Data records for software interfaces:
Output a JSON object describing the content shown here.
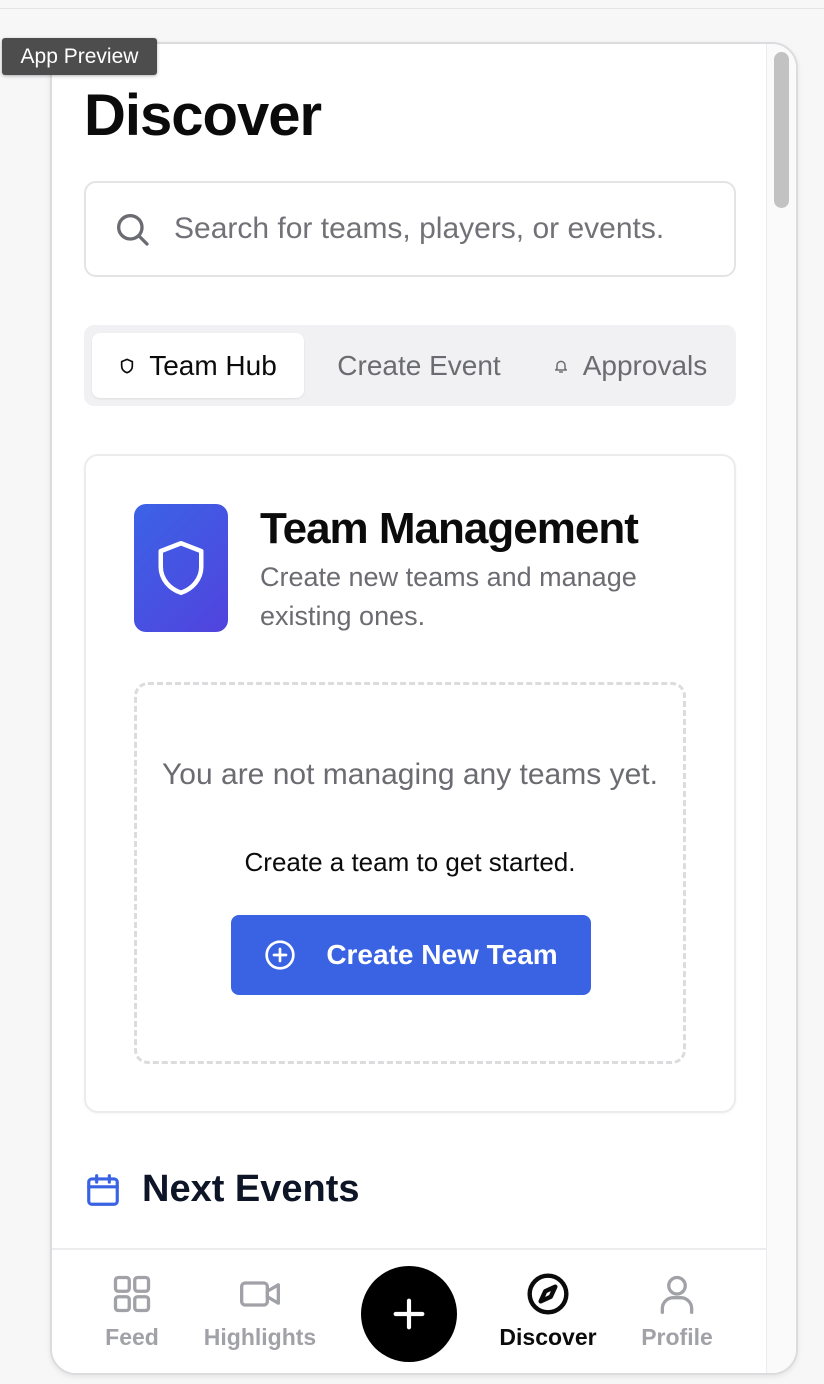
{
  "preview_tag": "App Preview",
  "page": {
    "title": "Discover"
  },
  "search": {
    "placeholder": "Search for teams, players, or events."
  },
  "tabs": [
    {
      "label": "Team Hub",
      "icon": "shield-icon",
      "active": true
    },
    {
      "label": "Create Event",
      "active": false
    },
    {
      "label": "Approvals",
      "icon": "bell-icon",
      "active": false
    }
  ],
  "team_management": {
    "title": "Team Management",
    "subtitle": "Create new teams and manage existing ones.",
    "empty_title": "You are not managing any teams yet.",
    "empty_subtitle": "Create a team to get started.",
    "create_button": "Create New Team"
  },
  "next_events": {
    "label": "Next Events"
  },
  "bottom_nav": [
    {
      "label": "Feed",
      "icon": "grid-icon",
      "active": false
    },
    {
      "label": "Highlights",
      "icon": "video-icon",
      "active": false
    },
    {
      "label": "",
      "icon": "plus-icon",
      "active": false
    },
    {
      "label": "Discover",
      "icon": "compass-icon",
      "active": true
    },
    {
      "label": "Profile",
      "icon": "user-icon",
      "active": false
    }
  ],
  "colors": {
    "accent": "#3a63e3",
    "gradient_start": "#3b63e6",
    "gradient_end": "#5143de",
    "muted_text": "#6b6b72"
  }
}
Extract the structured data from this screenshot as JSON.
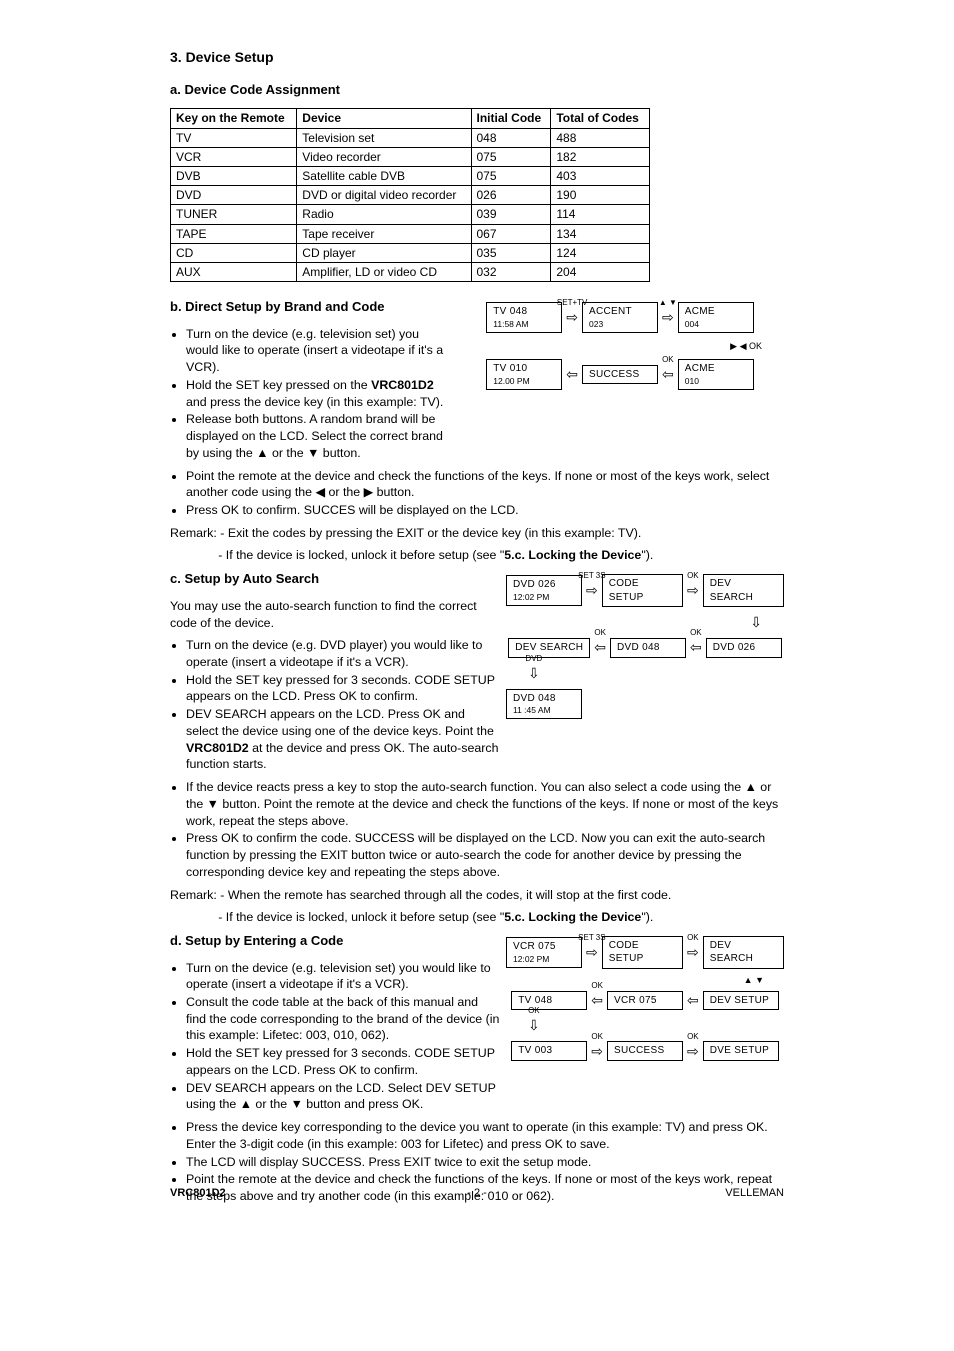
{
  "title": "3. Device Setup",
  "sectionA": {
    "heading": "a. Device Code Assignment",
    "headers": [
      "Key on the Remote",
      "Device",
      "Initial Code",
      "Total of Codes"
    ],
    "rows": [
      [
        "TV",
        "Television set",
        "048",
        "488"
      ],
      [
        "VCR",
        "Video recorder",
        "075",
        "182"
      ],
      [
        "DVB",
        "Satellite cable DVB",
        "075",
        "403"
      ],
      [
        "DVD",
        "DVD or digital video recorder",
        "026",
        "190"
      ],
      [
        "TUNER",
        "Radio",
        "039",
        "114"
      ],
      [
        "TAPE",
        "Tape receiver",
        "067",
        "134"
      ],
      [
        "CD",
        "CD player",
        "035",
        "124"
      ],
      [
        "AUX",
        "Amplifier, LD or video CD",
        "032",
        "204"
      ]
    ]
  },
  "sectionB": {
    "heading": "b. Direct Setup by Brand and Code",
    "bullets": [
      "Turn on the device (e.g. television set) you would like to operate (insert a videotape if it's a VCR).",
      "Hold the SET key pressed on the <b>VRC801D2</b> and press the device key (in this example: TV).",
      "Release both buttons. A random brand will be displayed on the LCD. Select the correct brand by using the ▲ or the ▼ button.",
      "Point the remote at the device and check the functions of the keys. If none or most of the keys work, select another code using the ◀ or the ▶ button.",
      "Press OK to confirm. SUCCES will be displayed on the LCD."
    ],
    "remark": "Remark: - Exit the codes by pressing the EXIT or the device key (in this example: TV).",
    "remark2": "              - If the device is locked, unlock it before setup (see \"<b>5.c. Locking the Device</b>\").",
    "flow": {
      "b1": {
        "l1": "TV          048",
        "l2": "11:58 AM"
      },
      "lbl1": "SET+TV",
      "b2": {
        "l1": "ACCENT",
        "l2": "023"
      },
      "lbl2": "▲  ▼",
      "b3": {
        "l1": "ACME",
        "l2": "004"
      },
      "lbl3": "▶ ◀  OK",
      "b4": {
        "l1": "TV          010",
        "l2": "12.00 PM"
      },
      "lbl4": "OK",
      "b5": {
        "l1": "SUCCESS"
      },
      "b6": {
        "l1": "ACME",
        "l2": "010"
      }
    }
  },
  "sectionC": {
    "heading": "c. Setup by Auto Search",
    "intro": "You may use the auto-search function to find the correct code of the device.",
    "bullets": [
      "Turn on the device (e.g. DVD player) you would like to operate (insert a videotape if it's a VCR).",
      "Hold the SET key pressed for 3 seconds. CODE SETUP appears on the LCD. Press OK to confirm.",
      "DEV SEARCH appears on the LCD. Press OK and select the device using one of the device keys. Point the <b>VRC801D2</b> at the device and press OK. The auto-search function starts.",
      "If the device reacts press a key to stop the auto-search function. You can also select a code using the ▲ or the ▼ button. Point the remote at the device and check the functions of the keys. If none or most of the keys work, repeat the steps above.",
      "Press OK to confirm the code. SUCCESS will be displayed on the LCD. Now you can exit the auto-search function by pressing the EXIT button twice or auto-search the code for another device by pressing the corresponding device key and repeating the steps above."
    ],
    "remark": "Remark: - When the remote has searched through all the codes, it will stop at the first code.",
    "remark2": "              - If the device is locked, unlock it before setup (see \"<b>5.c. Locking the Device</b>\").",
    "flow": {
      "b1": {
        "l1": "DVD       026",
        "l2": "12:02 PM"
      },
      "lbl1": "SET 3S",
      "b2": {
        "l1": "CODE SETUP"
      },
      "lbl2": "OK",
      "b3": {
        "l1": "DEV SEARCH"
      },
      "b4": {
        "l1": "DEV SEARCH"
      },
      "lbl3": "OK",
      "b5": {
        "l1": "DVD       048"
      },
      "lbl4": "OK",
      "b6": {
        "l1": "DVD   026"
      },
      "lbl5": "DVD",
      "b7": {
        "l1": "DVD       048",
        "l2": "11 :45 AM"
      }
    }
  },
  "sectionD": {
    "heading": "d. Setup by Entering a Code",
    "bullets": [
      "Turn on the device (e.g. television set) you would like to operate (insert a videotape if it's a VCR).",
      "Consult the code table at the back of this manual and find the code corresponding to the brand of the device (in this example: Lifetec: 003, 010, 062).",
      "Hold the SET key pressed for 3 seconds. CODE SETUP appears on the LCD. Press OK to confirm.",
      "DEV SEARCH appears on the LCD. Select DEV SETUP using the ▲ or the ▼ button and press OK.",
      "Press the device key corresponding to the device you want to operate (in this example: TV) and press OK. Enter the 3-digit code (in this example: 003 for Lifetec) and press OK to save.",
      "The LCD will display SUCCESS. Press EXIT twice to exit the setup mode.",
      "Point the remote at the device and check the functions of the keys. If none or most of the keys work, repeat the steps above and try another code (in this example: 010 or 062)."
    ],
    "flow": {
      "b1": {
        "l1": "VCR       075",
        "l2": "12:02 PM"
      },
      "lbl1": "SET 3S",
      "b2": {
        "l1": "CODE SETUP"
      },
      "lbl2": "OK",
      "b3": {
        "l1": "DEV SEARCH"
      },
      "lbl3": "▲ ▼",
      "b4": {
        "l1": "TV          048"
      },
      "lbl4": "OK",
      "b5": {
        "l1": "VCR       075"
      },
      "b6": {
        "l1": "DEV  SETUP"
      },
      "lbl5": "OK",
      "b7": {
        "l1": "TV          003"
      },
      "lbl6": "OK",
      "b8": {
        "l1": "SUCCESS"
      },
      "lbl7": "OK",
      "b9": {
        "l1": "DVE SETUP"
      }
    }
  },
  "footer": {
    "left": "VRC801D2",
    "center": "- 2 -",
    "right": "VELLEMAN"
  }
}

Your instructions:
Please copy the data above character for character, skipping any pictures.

Exercise solution:
Output a JSON object describing the content shown here.
{
  "preview_tag": "App Preview",
  "page": {
    "title": "Discover"
  },
  "search": {
    "placeholder": "Search for teams, players, or events."
  },
  "tabs": [
    {
      "label": "Team Hub",
      "icon": "shield-icon",
      "active": true
    },
    {
      "label": "Create Event",
      "active": false
    },
    {
      "label": "Approvals",
      "icon": "bell-icon",
      "active": false
    }
  ],
  "team_management": {
    "title": "Team Management",
    "subtitle": "Create new teams and manage existing ones.",
    "empty_title": "You are not managing any teams yet.",
    "empty_subtitle": "Create a team to get started.",
    "create_button": "Create New Team"
  },
  "next_events": {
    "label": "Next Events"
  },
  "bottom_nav": [
    {
      "label": "Feed",
      "icon": "grid-icon",
      "active": false
    },
    {
      "label": "Highlights",
      "icon": "video-icon",
      "active": false
    },
    {
      "label": "",
      "icon": "plus-icon",
      "active": false
    },
    {
      "label": "Discover",
      "icon": "compass-icon",
      "active": true
    },
    {
      "label": "Profile",
      "icon": "user-icon",
      "active": false
    }
  ],
  "colors": {
    "accent": "#3a63e3",
    "gradient_start": "#3b63e6",
    "gradient_end": "#5143de",
    "muted_text": "#6b6b72"
  }
}
Extract the structured data from this screenshot as JSON.
{
  "title": "3. Device Setup",
  "sectionA": {
    "heading": "a. Device Code Assignment",
    "headers": [
      "Key on the Remote",
      "Device",
      "Initial Code",
      "Total of Codes"
    ],
    "rows": [
      [
        "TV",
        "Television set",
        "048",
        "488"
      ],
      [
        "VCR",
        "Video recorder",
        "075",
        "182"
      ],
      [
        "DVB",
        "Satellite cable DVB",
        "075",
        "403"
      ],
      [
        "DVD",
        "DVD or digital video recorder",
        "026",
        "190"
      ],
      [
        "TUNER",
        "Radio",
        "039",
        "114"
      ],
      [
        "TAPE",
        "Tape receiver",
        "067",
        "134"
      ],
      [
        "CD",
        "CD player",
        "035",
        "124"
      ],
      [
        "AUX",
        "Amplifier, LD or video CD",
        "032",
        "204"
      ]
    ]
  },
  "sectionB": {
    "heading": "b. Direct Setup by Brand and Code",
    "bullets": [
      "Turn on the device (e.g. television set) you would like to operate (insert a videotape if it's a VCR).",
      "Hold the SET key pressed on the <b>VRC801D2</b> and press the device key (in this example: TV).",
      "Release both buttons. A random brand will be displayed on the LCD. Select the correct brand by using the ▲ or the ▼ button.",
      "Point the remote at the device and check the functions of the keys. If none or most of the keys work, select another code using the ◀ or the ▶ button.",
      "Press OK to confirm. SUCCES will be displayed on the LCD."
    ],
    "remark": "Remark: - Exit the codes by pressing the EXIT or the device key (in this example: TV).",
    "remark2": "              - If the device is locked, unlock it before setup (see \"<b>5.c. Locking the Device</b>\").",
    "flow": {
      "b1": {
        "l1": "TV          048",
        "l2": "11:58 AM"
      },
      "lbl1": "SET+TV",
      "b2": {
        "l1": "ACCENT",
        "l2": "023"
      },
      "lbl2": "▲  ▼",
      "b3": {
        "l1": "ACME",
        "l2": "004"
      },
      "lbl3": "▶ ◀  OK",
      "b4": {
        "l1": "TV          010",
        "l2": "12.00 PM"
      },
      "lbl4": "OK",
      "b5": {
        "l1": "SUCCESS"
      },
      "b6": {
        "l1": "ACME",
        "l2": "010"
      }
    }
  },
  "sectionC": {
    "heading": "c. Setup by Auto Search",
    "intro": "You may use the auto-search function to find the correct code of the device.",
    "bullets": [
      "Turn on the device (e.g. DVD player) you would like to operate (insert a videotape if it's a VCR).",
      "Hold the SET key pressed for 3 seconds. CODE SETUP appears on the LCD. Press OK to confirm.",
      "DEV SEARCH appears on the LCD. Press OK and select the device using one of the device keys. Point the <b>VRC801D2</b> at the device and press OK. The auto-search function starts.",
      "If the device reacts press a key to stop the auto-search function. You can also select a code using the ▲ or the ▼ button. Point the remote at the device and check the functions of the keys. If none or most of the keys work, repeat the steps above.",
      "Press OK to confirm the code. SUCCESS will be displayed on the LCD. Now you can exit the auto-search function by pressing the EXIT button twice or auto-search the code for another device by pressing the corresponding device key and repeating the steps above."
    ],
    "remark": "Remark: - When the remote has searched through all the codes, it will stop at the first code.",
    "remark2": "              - If the device is locked, unlock it before setup (see \"<b>5.c. Locking the Device</b>\").",
    "flow": {
      "b1": {
        "l1": "DVD       026",
        "l2": "12:02 PM"
      },
      "lbl1": "SET 3S",
      "b2": {
        "l1": "CODE SETUP"
      },
      "lbl2": "OK",
      "b3": {
        "l1": "DEV SEARCH"
      },
      "b4": {
        "l1": "DEV SEARCH"
      },
      "lbl3": "OK",
      "b5": {
        "l1": "DVD       048"
      },
      "lbl4": "OK",
      "b6": {
        "l1": "DVD   026"
      },
      "lbl5": "DVD",
      "b7": {
        "l1": "DVD       048",
        "l2": "11 :45 AM"
      }
    }
  },
  "sectionD": {
    "heading": "d. Setup by Entering a Code",
    "bullets": [
      "Turn on the device (e.g. television set) you would like to operate (insert a videotape if it's a VCR).",
      "Consult the code table at the back of this manual and find the code corresponding to the brand of the device (in this example: Lifetec: 003, 010, 062).",
      "Hold the SET key pressed for 3 seconds. CODE SETUP appears on the LCD. Press OK to confirm.",
      "DEV SEARCH appears on the LCD. Select DEV SETUP using the ▲ or the ▼ button and press OK.",
      "Press the device key corresponding to the device you want to operate (in this example: TV) and press OK. Enter the 3-digit code (in this example: 003 for Lifetec) and press OK to save.",
      "The LCD will display SUCCESS. Press EXIT twice to exit the setup mode.",
      "Point the remote at the device and check the functions of the keys. If none or most of the keys work, repeat the steps above and try another code (in this example: 010 or 062)."
    ],
    "flow": {
      "b1": {
        "l1": "VCR       075",
        "l2": "12:02 PM"
      },
      "lbl1": "SET 3S",
      "b2": {
        "l1": "CODE SETUP"
      },
      "lbl2": "OK",
      "b3": {
        "l1": "DEV SEARCH"
      },
      "lbl3": "▲ ▼",
      "b4": {
        "l1": "TV          048"
      },
      "lbl4": "OK",
      "b5": {
        "l1": "VCR       075"
      },
      "b6": {
        "l1": "DEV  SETUP"
      },
      "lbl5": "OK",
      "b7": {
        "l1": "TV          003"
      },
      "lbl6": "OK",
      "b8": {
        "l1": "SUCCESS"
      },
      "lbl7": "OK",
      "b9": {
        "l1": "DVE SETUP"
      }
    }
  },
  "footer": {
    "left": "VRC801D2",
    "center": "- 2 -",
    "right": "VELLEMAN"
  }
}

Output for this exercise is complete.